In another variation, assume the Node B has already transmitted scheduling commands to the UEs under its control without knowing scheduling credit values, and then the RNC sends scheduling credit values to the Node B. In this instance, the Node B applies the probability or priority determined from the scheduling credit values to the UEs, and determines whether or not the already scheduled UEs can still transmit based on the new scheduling values. For example, if the Node B had initially scheduled the UE for immediate transmission, but the RNC sent a scheduling credit value of 0.1 corresponding to a 10% probability of transmitting, the UE having the 10% probability would not be allowed to transmit before other UEs that had a higher probability of transmitting data.
In a second example, the Node-B uses the scheduling credit values received from the RNC to determine an allowable transmission power/rate of each UE. That is, under a same condition, a UE with a larger credit value is assigned a larger allowable transmission power/rate than a UE with a smaller credit value, for example.
The Node B may also apply the scheduling credit value to a previously determined scheduling command and then inform the UE(s) they may transmit using a value equal to or below the allowable transmission power/rate. Again, the scheduling credit value is a numeric value between 0 and 1.
Turning now to
The present invention may be implemented in a W-CDMA mobile communication system. Nonetheless, the present invention can be also applied to a communication system operating in conformity with different standards. Further, the term “scheduling credit value” is used above.
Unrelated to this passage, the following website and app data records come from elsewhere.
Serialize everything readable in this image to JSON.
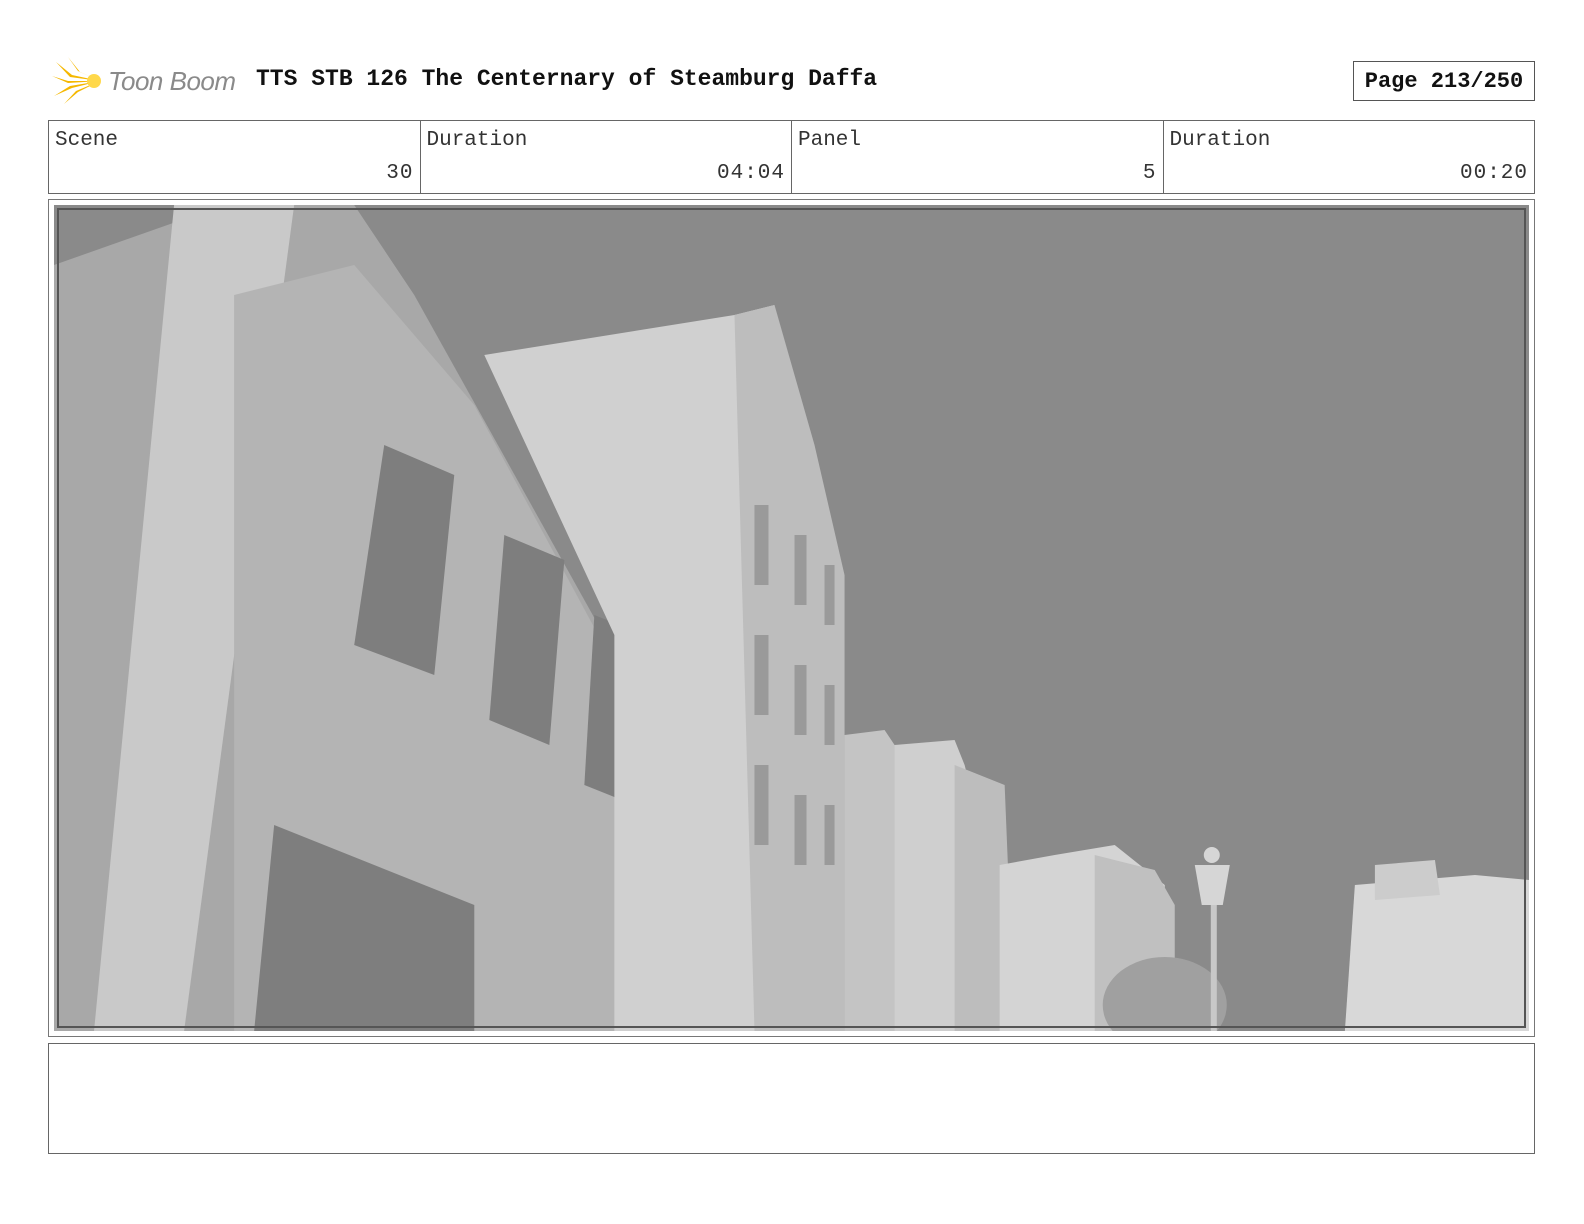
{
  "header": {
    "logo_text": "Toon Boom",
    "title": "TTS STB 126 The Centernary of Steamburg Daffa",
    "page_label": "Page 213/250"
  },
  "info": {
    "scene_label": "Scene",
    "scene_value": "30",
    "scene_duration_label": "Duration",
    "scene_duration_value": "04:04",
    "panel_label": "Panel",
    "panel_value": "5",
    "panel_duration_label": "Duration",
    "panel_duration_value": "00:20"
  },
  "notes": {
    "text": ""
  },
  "colors": {
    "logo_accent": "#f5b800",
    "sky": "#8a8a8a",
    "building_light": "#d0d0d0",
    "building_shade": "#9a9a9a"
  }
}
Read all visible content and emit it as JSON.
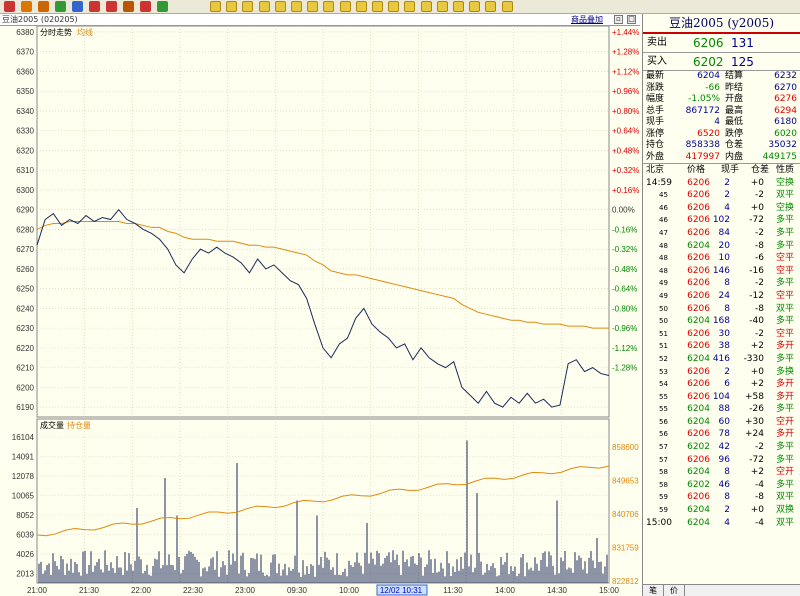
{
  "window": {
    "symbol_label": "豆油2005 (020205)"
  },
  "toolbar": {
    "overlay_button": "商品叠加"
  },
  "chart": {
    "price_panel_title": "分时走势",
    "avg_label": "均线",
    "volume_panel_title": "成交量",
    "oi_label": "持仓量",
    "price_ticks": [
      "6380",
      "6370",
      "6360",
      "6350",
      "6340",
      "6330",
      "6320",
      "6310",
      "6300",
      "6290",
      "6280",
      "6270",
      "6260",
      "6250",
      "6240",
      "6230",
      "6220",
      "6210",
      "6200",
      "6190"
    ],
    "pct_ticks": [
      "+1.44%",
      "+1.28%",
      "+1.12%",
      "+0.96%",
      "+0.80%",
      "+0.64%",
      "+0.48%",
      "+0.32%",
      "+0.16%",
      "0.00%",
      "-0.16%",
      "-0.32%",
      "-0.48%",
      "-0.64%",
      "-0.80%",
      "-0.96%",
      "-1.12%",
      "-1.28%"
    ],
    "vol_ticks": [
      "16104",
      "14091",
      "12078",
      "10065",
      "8052",
      "6039",
      "4026",
      "2013"
    ],
    "oi_ticks": [
      "858600",
      "849653",
      "840706",
      "831759",
      "822812"
    ],
    "time_labels": [
      "21:00",
      "21:30",
      "22:00",
      "22:30",
      "23:00",
      "09:30",
      "10:00",
      "12/02 10:31",
      "11:30",
      "14:00",
      "14:30",
      "15:00"
    ],
    "colors": {
      "price": "#1a2a5a",
      "avg": "#e08a10",
      "oi": "#e08a10",
      "vol": "#1a2a5a",
      "grid": "#cfcfa8",
      "bg": "#fffff0"
    }
  },
  "chart_data": {
    "type": "line",
    "title": "分时走势",
    "ylim": [
      6185,
      6383
    ],
    "series": [
      {
        "name": "price",
        "values": [
          6272,
          6285,
          6288,
          6282,
          6285,
          6283,
          6287,
          6284,
          6286,
          6285,
          6290,
          6285,
          6283,
          6280,
          6278,
          6275,
          6270,
          6262,
          6258,
          6265,
          6270,
          6268,
          6271,
          6268,
          6266,
          6263,
          6258,
          6265,
          6260,
          6262,
          6258,
          6254,
          6252,
          6245,
          6232,
          6220,
          6215,
          6222,
          6225,
          6235,
          6240,
          6232,
          6228,
          6225,
          6220,
          6222,
          6214,
          6220,
          6215,
          6212,
          6210,
          6213,
          6200,
          6196,
          6192,
          6198,
          6192,
          6190,
          6195,
          6192,
          6197,
          6192,
          6194,
          6190,
          6191,
          6212,
          6214,
          6208,
          6210,
          6207,
          6206
        ]
      },
      {
        "name": "avg",
        "values": [
          6280,
          6282,
          6283,
          6283,
          6284,
          6284,
          6284,
          6284,
          6284,
          6284,
          6284,
          6283,
          6283,
          6282,
          6281,
          6281,
          6279,
          6278,
          6276,
          6275,
          6275,
          6275,
          6274,
          6274,
          6274,
          6273,
          6272,
          6272,
          6271,
          6271,
          6270,
          6269,
          6268,
          6267,
          6264,
          6262,
          6259,
          6258,
          6257,
          6257,
          6256,
          6255,
          6254,
          6253,
          6252,
          6251,
          6250,
          6249,
          6248,
          6247,
          6246,
          6245,
          6242,
          6240,
          6238,
          6237,
          6236,
          6235,
          6234,
          6234,
          6233,
          6233,
          6232,
          6232,
          6232,
          6231,
          6231,
          6231,
          6230,
          6230,
          6230
        ]
      }
    ]
  },
  "quote": {
    "title": "豆油2005 (y2005)",
    "sell": {
      "label": "卖出",
      "price": "6206",
      "qty": "131"
    },
    "buy": {
      "label": "买入",
      "price": "6202",
      "qty": "125"
    },
    "rows": [
      [
        "最新",
        "6204",
        "结算",
        "6232"
      ],
      [
        "涨跌",
        "-66",
        "昨结",
        "6270"
      ],
      [
        "幅度",
        "-1.05%",
        "开盘",
        "6276"
      ],
      [
        "总手",
        "867172",
        "最高",
        "6294"
      ],
      [
        "现手",
        "4",
        "最低",
        "6180"
      ],
      [
        "涨停",
        "6520",
        "跌停",
        "6020"
      ],
      [
        "持仓",
        "858338",
        "仓差",
        "35032"
      ],
      [
        "外盘",
        "417997",
        "内盘",
        "449175"
      ]
    ],
    "tick_header": [
      "北京",
      "价格",
      "现手",
      "仓差",
      "性质"
    ],
    "ticks": [
      [
        "14:59",
        "6206",
        "2",
        "+0",
        "空换"
      ],
      [
        "45",
        "6206",
        "2",
        "-2",
        "双平"
      ],
      [
        "46",
        "6206",
        "4",
        "+0",
        "空换"
      ],
      [
        "46",
        "6206",
        "102",
        "-72",
        "多平"
      ],
      [
        "47",
        "6206",
        "84",
        "-2",
        "多平"
      ],
      [
        "48",
        "6204",
        "20",
        "-8",
        "多平"
      ],
      [
        "48",
        "6206",
        "10",
        "-6",
        "空平"
      ],
      [
        "48",
        "6206",
        "146",
        "-16",
        "空平"
      ],
      [
        "49",
        "6206",
        "8",
        "-2",
        "多平"
      ],
      [
        "49",
        "6206",
        "24",
        "-12",
        "空平"
      ],
      [
        "50",
        "6206",
        "8",
        "-8",
        "双平"
      ],
      [
        "50",
        "6204",
        "168",
        "-40",
        "多平"
      ],
      [
        "51",
        "6206",
        "30",
        "-2",
        "空平"
      ],
      [
        "51",
        "6206",
        "38",
        "+2",
        "多开"
      ],
      [
        "52",
        "6204",
        "416",
        "-330",
        "多平"
      ],
      [
        "53",
        "6206",
        "2",
        "+0",
        "多换"
      ],
      [
        "54",
        "6206",
        "6",
        "+2",
        "多开"
      ],
      [
        "55",
        "6206",
        "104",
        "+58",
        "多开"
      ],
      [
        "55",
        "6204",
        "88",
        "-26",
        "多平"
      ],
      [
        "56",
        "6204",
        "60",
        "+30",
        "空开"
      ],
      [
        "56",
        "6206",
        "78",
        "+24",
        "多开"
      ],
      [
        "57",
        "6202",
        "42",
        "-2",
        "多平"
      ],
      [
        "57",
        "6206",
        "96",
        "-72",
        "多平"
      ],
      [
        "58",
        "6204",
        "8",
        "+2",
        "空开"
      ],
      [
        "58",
        "6202",
        "46",
        "-4",
        "多平"
      ],
      [
        "59",
        "6206",
        "8",
        "-8",
        "双平"
      ],
      [
        "59",
        "6204",
        "2",
        "+0",
        "双换"
      ],
      [
        "15:00",
        "6204",
        "4",
        "-4",
        "双平"
      ]
    ],
    "tabs": [
      "笔",
      "价"
    ]
  }
}
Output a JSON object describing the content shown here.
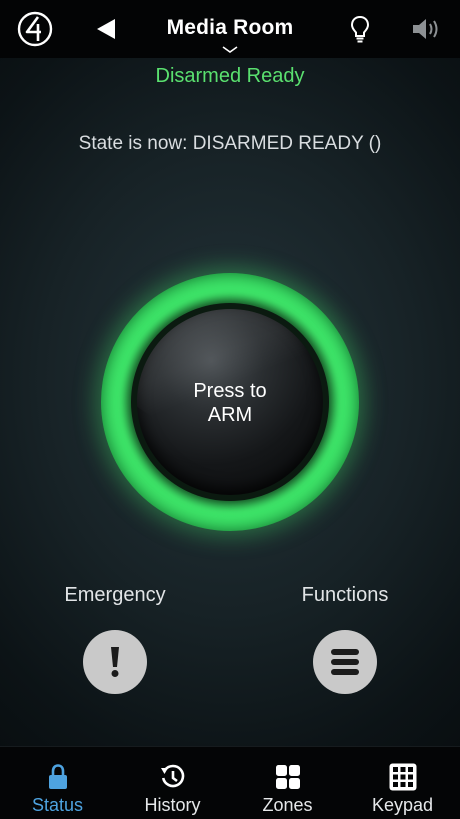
{
  "header": {
    "title": "Media Room",
    "icons": {
      "logo": "control4-logo-icon",
      "back": "back-arrow-icon",
      "room_menu": "chevron-down-icon",
      "lights": "lightbulb-icon",
      "volume": "speaker-volume-icon"
    }
  },
  "status": {
    "headline": "Disarmed Ready",
    "state_message": "State is now: DISARMED READY ()"
  },
  "arm_button": {
    "line1": "Press to",
    "line2": "ARM"
  },
  "actions": {
    "emergency_label": "Emergency",
    "functions_label": "Functions",
    "emergency_icon": "exclamation-icon",
    "functions_icon": "menu-lines-icon"
  },
  "tabs": [
    {
      "label": "Status",
      "icon": "lock-icon",
      "active": true
    },
    {
      "label": "History",
      "icon": "history-clock-icon",
      "active": false
    },
    {
      "label": "Zones",
      "icon": "zones-grid-icon",
      "active": false
    },
    {
      "label": "Keypad",
      "icon": "keypad-grid-icon",
      "active": false
    }
  ],
  "colors": {
    "accent_green": "#5ae06f",
    "ring_green": "#3fe86a",
    "active_tab_blue": "#4ea3e0",
    "button_gray": "#c9c9c9"
  }
}
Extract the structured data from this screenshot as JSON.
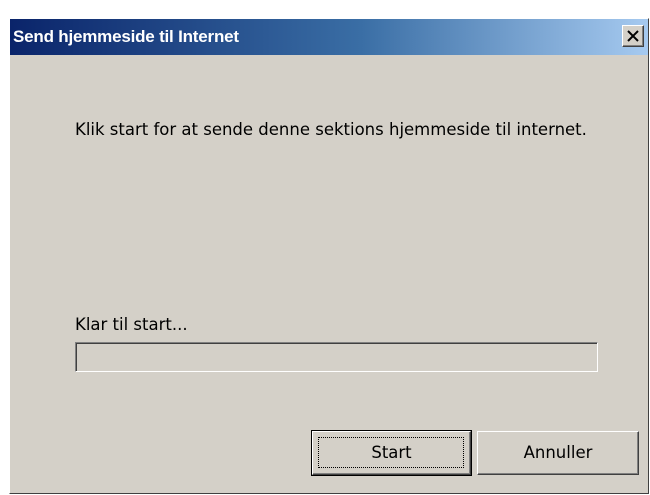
{
  "window": {
    "title": "Send hjemmeside til Internet",
    "close_label": "close"
  },
  "message": {
    "text": "Klik start for at sende denne sektions hjemmeside til internet."
  },
  "status": {
    "text": "Klar til start...",
    "progress_percent": 0
  },
  "buttons": {
    "start_label": "Start",
    "cancel_label": "Annuller"
  },
  "colors": {
    "titlebar_start": "#0a246a",
    "titlebar_end": "#a6caf0",
    "dialog_face": "#d4d0c8"
  },
  "icons": {
    "close": "close-icon"
  }
}
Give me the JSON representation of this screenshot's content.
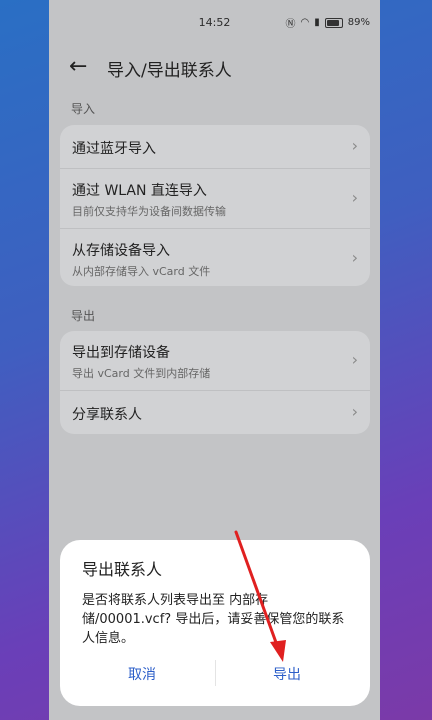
{
  "status": {
    "time": "14:52",
    "battery": "89%"
  },
  "header": {
    "title": "导入/导出联系人"
  },
  "import": {
    "label": "导入",
    "items": [
      {
        "title": "通过蓝牙导入",
        "subtitle": ""
      },
      {
        "title": "通过 WLAN 直连导入",
        "subtitle": "目前仅支持华为设备间数据传输"
      },
      {
        "title": "从存储设备导入",
        "subtitle": "从内部存储导入 vCard 文件"
      }
    ]
  },
  "export": {
    "label": "导出",
    "items": [
      {
        "title": "导出到存储设备",
        "subtitle": "导出 vCard 文件到内部存储"
      },
      {
        "title": "分享联系人",
        "subtitle": ""
      }
    ]
  },
  "dialog": {
    "title": "导出联系人",
    "message": "是否将联系人列表导出至 内部存储/00001.vcf? 导出后，请妥善保管您的联系人信息。",
    "cancel": "取消",
    "confirm": "导出"
  },
  "colors": {
    "accent": "#2d5fc9",
    "annotation_arrow": "#e02020"
  }
}
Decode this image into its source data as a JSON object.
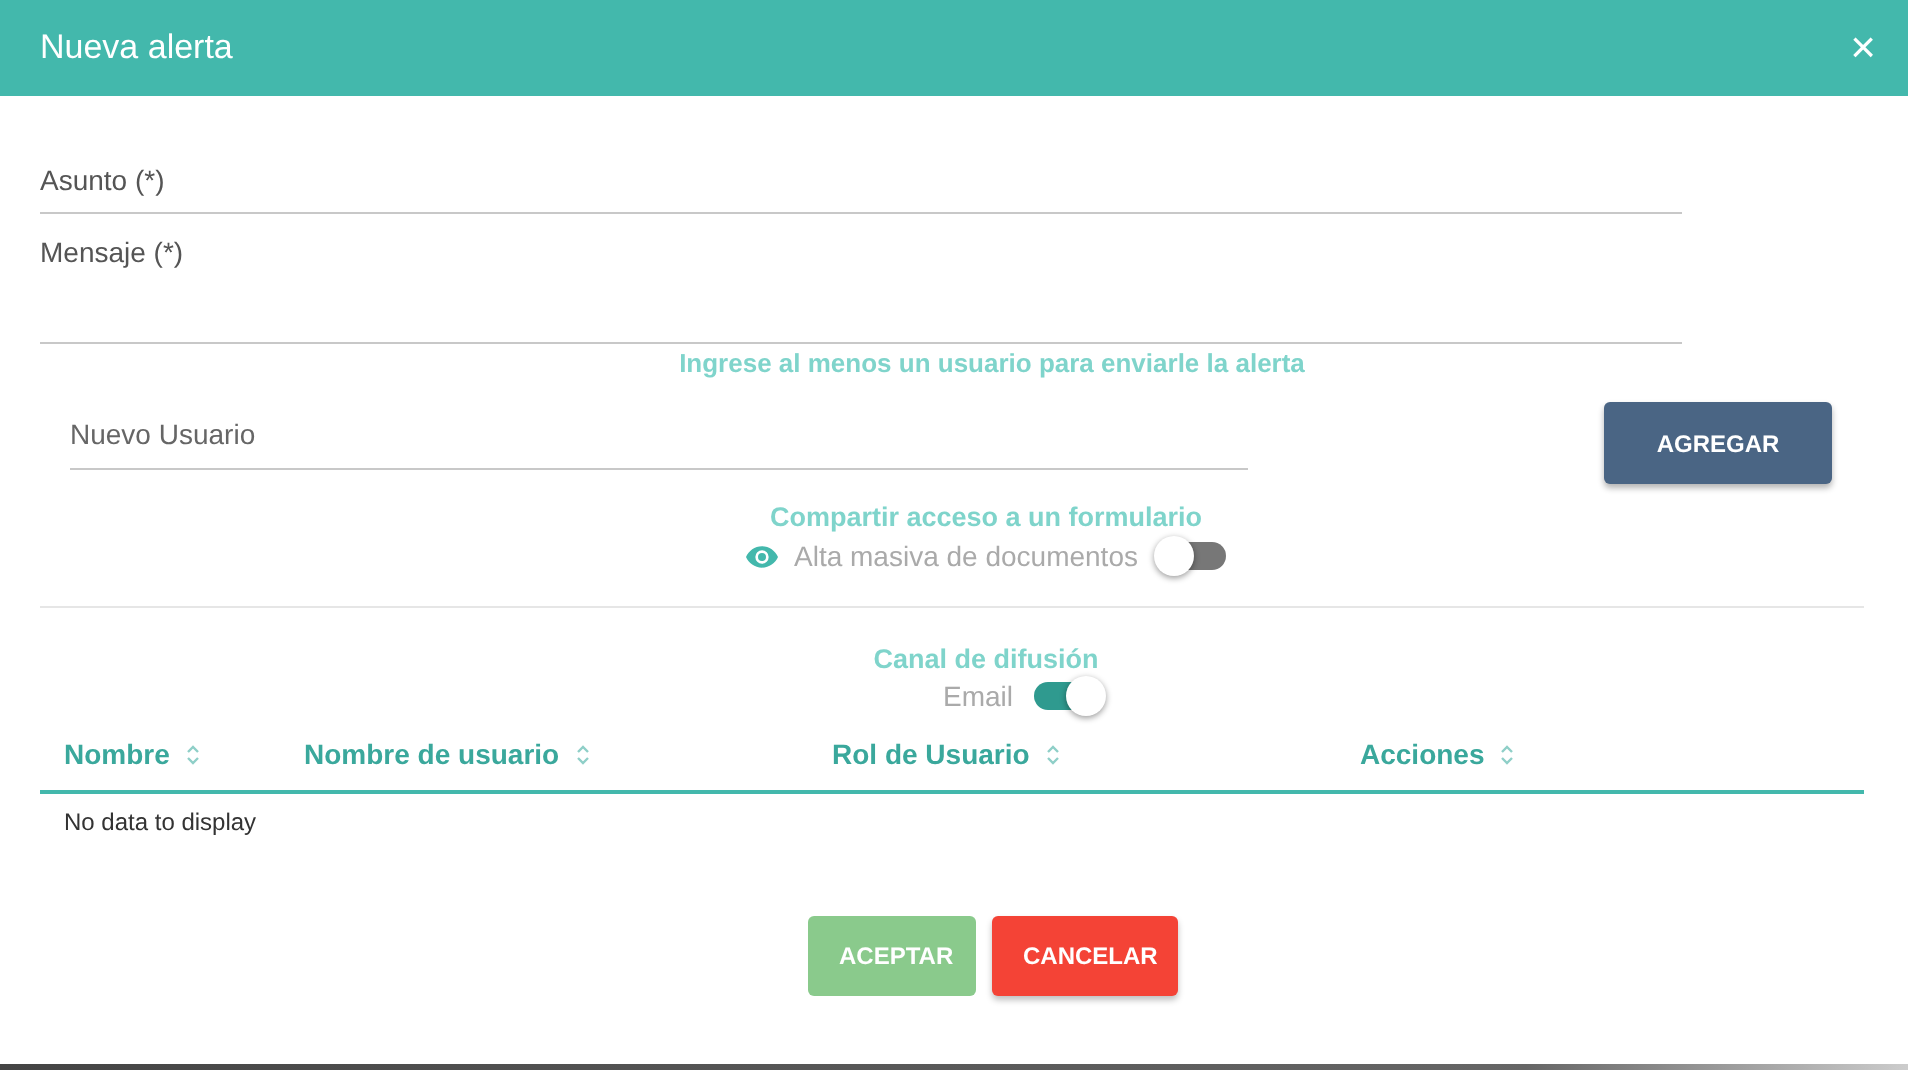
{
  "dialog": {
    "title": "Nueva alerta",
    "close": "×"
  },
  "fields": [
    {
      "kind": "single",
      "label": "Asunto (*)"
    },
    {
      "kind": "multi",
      "label": "Mensaje (*)"
    }
  ],
  "users_hint": "Ingrese al menos un usuario para enviarle la alerta",
  "new_user": {
    "placeholder": "Nuevo Usuario",
    "button": "AGREGAR"
  },
  "share": {
    "title": "Compartir acceso a un formulario",
    "label": "Alta masiva de documentos",
    "on": false
  },
  "channel": {
    "title": "Canal de difusión",
    "label": "Email",
    "on": true
  },
  "table": {
    "columns": [
      "Nombre",
      "Nombre de usuario",
      "Rol de Usuario",
      "Acciones"
    ],
    "empty": "No data to display"
  },
  "buttons": [
    {
      "label": "ACEPTAR",
      "kind": "accept",
      "disabled": true
    },
    {
      "label": "CANCELAR",
      "kind": "cancel",
      "disabled": false
    }
  ]
}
However, the term “scheduling weight value” or other term may also be used.
Thus, according to the present invention, scheduling credit values are used to reduce the variation in uplink inference in the communication system to increase the system capacity.
This invention may be conveniently implemented using a conventional general purpose digital computer or microprocessor programmed according to the teachings of the present specification, as well be apparent to those skilled in the computer art. Appropriate software coding can readily be prepared by skilled programmers based on the teachings of the present disclosure, as will be apparent to those skilled in the software are. The invention may also be implemented by the preparation of application specific integrated circuits or by interconnecting an appropriate network of conventional component circuits, as will be readily apparent to those skilled in the art.
The present invention includes a computer program product which is a storage medium including instructions which can be used to program a computer to perform a process of the invention. The storage medium can include, but is not limited to, any type of disk including floppy disks, optical discs, CD-ROMs, and magneto-optical disks, ROMs, RAMs, EPROMs, EEPROMs, magnetic or optical cards, or any type of media suitable for storing electronic instructions.
The foregoing embodiments and advantages are merely exemplary and are not to be construed as limiting the present invention. The present teaching can be readily applied to other types of apparatuses. The description of the present invention is intended to be illustrative, and not to limit the scope of the claims. Many alternatives, modifications, and variations will be apparent to those skilled in the art. In the claims, means-plus-function clauses are intended to cover the structure described herein as performing the recited function and not only structural equivalents but also equivalent structures.